After tackling Rosh Hashanah and Sukkot in the first two books, Weinstein takes on the Jewish wedding and its rituals. Ellie, along with her twin and their older brother, Jeremy, is preparing to be in their favorite aunt’s wedding. But Ellie is worried that everywhere she goes and everything she touches brings bad luck. She thinks she may have even upset the “Ayin Hara,” (The Evil Eye).
With three books out on the shelves, Weinstein has a plan for the rest of the series.
“I’m willing to be flexible enough to recognize that I may need to change, but I want to do one book per month covering a whole year,” she said. “The reason November is a wedding is that there’s no Jewish holiday in November.”
She has started work on the fourth novel – with the topic of Hanukkah – but hasn’t gotten too deep into it beyond that.
“I’ve been sitting on it a little, but now that we’re getting into Hanukkah I’m really going to start paying attention to ideas,” she said. “I’d like to pick up the pace. I’d love it to be out in two years. But that’s not realistic.”
Weinstein’s first book, “Sliding Into the New Year,” was first written in 2005 but not released until 2011. The second book, “Shaking in the Shack,” came out in 2013. She’s hoping to not have to wait four years again.
“This was a combination of things,” in this book, Weinstein said. “I did a lot of rewrites because I didn’t like how it was coming out. I like it now. I just didn’t like where it was going.”
Weinstein occupies somewhat rarified space in that she is among the few authors who write middle grade, Jewish literature.
“It’s growing, but I don’t think anyone is doing it quite like this,” she said. “I’m trying to write compelling, contemporary stories that also teach a little bit.

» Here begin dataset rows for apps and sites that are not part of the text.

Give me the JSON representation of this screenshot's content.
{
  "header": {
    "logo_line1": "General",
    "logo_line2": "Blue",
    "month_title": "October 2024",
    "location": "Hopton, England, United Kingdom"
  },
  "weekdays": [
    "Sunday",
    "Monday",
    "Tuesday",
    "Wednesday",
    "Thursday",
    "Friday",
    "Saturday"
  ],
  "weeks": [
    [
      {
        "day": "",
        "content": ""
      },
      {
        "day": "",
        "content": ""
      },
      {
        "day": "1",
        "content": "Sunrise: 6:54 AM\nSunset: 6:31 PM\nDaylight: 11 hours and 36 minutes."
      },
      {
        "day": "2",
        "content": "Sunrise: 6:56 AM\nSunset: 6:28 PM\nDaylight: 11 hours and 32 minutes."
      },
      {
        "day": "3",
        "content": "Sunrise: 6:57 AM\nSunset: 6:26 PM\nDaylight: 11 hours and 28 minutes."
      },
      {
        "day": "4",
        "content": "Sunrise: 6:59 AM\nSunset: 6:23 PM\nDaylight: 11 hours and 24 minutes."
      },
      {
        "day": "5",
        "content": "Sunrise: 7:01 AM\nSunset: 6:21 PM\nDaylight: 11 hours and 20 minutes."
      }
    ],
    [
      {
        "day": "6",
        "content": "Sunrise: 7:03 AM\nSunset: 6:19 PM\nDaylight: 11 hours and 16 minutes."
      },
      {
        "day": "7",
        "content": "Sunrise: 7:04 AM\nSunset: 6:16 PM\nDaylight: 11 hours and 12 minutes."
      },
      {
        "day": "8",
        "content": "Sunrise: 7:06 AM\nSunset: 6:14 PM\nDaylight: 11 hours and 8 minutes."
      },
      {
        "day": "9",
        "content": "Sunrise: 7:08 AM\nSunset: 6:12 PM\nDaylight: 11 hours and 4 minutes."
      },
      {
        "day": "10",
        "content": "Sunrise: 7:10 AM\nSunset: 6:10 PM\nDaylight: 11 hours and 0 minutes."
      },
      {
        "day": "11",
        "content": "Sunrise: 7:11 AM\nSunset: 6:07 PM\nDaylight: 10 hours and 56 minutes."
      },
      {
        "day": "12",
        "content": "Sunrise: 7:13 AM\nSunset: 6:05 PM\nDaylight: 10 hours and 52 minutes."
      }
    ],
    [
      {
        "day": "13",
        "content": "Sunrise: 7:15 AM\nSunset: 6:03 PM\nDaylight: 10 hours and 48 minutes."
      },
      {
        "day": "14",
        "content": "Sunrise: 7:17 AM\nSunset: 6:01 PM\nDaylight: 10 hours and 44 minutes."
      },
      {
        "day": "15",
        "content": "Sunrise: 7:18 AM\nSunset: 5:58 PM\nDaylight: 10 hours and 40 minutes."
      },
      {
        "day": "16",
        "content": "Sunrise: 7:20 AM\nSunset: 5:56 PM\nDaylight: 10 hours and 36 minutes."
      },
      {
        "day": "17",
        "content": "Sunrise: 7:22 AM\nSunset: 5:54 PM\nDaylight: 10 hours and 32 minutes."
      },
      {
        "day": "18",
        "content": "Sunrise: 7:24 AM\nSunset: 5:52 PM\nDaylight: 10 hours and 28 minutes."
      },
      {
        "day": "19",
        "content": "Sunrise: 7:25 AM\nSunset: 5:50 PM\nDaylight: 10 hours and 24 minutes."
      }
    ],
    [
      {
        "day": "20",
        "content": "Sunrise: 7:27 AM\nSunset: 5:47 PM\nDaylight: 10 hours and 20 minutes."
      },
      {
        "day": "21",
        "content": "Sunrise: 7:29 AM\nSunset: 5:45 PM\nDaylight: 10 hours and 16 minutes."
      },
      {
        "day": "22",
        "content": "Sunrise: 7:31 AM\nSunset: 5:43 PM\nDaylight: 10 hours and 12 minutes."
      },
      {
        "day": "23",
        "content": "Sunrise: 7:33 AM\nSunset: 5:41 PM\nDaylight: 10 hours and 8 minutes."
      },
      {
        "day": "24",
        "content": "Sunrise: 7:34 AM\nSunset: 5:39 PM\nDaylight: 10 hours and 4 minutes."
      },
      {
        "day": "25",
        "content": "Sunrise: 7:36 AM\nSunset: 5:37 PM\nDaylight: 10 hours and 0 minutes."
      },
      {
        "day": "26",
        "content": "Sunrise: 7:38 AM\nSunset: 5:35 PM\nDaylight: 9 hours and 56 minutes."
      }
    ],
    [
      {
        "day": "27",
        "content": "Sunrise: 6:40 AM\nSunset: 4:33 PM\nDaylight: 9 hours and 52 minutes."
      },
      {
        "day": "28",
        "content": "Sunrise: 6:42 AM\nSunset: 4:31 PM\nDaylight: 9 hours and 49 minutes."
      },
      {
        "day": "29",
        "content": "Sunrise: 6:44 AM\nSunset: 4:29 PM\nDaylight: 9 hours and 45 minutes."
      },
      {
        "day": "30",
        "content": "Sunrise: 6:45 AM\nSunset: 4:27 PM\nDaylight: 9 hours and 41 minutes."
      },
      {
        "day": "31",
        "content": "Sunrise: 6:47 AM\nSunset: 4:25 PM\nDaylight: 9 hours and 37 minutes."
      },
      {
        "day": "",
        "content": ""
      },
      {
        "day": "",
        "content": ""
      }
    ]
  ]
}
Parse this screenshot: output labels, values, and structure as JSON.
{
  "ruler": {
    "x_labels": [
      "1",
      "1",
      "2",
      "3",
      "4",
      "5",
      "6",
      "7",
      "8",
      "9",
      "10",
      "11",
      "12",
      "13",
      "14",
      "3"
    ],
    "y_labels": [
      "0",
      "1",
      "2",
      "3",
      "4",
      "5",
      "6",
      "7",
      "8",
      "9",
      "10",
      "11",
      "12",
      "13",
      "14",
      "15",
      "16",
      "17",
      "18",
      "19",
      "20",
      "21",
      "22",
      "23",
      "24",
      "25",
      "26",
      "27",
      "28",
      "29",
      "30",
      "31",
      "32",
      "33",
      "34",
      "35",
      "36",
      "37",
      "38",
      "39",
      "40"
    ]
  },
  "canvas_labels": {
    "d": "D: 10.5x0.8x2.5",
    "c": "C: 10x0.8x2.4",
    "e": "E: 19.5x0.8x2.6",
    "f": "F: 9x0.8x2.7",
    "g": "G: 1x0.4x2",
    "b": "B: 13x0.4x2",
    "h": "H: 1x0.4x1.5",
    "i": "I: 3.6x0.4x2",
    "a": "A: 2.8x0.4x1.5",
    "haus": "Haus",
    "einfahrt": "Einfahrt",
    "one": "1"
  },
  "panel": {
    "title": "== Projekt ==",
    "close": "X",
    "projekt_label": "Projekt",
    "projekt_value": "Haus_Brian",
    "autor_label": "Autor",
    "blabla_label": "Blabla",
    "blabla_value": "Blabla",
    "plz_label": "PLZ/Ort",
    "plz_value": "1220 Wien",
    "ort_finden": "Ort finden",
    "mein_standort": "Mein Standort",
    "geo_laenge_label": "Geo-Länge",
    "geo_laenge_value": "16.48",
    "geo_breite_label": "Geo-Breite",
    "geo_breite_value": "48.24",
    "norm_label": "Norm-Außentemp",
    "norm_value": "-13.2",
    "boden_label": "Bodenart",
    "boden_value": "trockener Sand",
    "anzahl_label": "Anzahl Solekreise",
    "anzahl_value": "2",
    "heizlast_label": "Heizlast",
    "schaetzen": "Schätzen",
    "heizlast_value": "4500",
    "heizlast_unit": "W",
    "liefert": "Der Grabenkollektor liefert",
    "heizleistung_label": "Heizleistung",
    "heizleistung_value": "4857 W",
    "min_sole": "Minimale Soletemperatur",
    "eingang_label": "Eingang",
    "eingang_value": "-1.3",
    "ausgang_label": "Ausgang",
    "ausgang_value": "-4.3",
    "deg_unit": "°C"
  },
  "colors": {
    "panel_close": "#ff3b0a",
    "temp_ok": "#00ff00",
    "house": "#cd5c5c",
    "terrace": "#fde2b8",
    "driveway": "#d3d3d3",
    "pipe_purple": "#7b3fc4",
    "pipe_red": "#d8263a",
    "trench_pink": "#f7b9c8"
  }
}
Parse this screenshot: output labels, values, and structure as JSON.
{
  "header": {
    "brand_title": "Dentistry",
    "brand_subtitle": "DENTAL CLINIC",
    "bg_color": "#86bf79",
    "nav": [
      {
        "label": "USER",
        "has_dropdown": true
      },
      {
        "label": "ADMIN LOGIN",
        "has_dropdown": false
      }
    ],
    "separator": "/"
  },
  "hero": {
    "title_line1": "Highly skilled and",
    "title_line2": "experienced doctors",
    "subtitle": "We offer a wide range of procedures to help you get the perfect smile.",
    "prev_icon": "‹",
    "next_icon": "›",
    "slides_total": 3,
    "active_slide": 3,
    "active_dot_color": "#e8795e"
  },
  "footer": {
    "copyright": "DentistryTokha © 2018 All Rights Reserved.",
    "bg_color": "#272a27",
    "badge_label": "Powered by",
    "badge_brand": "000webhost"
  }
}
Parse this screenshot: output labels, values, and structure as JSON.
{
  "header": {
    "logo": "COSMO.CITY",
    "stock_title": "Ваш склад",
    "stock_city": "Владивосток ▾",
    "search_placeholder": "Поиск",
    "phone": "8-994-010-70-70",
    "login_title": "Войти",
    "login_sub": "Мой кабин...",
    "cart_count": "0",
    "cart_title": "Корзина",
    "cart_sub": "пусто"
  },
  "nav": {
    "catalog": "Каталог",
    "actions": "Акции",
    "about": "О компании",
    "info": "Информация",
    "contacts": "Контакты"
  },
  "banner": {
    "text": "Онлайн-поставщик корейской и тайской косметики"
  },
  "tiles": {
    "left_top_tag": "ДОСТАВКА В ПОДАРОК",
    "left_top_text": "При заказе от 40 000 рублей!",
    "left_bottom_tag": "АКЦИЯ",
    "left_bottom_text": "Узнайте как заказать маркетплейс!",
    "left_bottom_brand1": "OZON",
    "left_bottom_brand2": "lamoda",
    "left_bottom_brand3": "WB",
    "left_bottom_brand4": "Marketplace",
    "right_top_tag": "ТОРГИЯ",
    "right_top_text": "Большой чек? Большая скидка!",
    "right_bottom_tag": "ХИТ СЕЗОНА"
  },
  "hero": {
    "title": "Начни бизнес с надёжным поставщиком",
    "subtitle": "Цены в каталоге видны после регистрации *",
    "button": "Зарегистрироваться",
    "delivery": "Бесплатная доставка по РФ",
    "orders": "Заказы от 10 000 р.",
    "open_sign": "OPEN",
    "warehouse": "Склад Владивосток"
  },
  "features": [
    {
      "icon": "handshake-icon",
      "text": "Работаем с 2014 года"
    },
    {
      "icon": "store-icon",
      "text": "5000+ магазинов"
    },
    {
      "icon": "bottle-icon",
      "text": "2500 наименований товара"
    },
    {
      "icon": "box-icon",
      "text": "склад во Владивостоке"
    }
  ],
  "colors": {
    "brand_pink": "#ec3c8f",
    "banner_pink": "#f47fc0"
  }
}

There’s more to being Jewish than who we used to be. What are we doing now? Why is Judaism surviving? It’s not apologetic. It’s celebrating Jewish life.”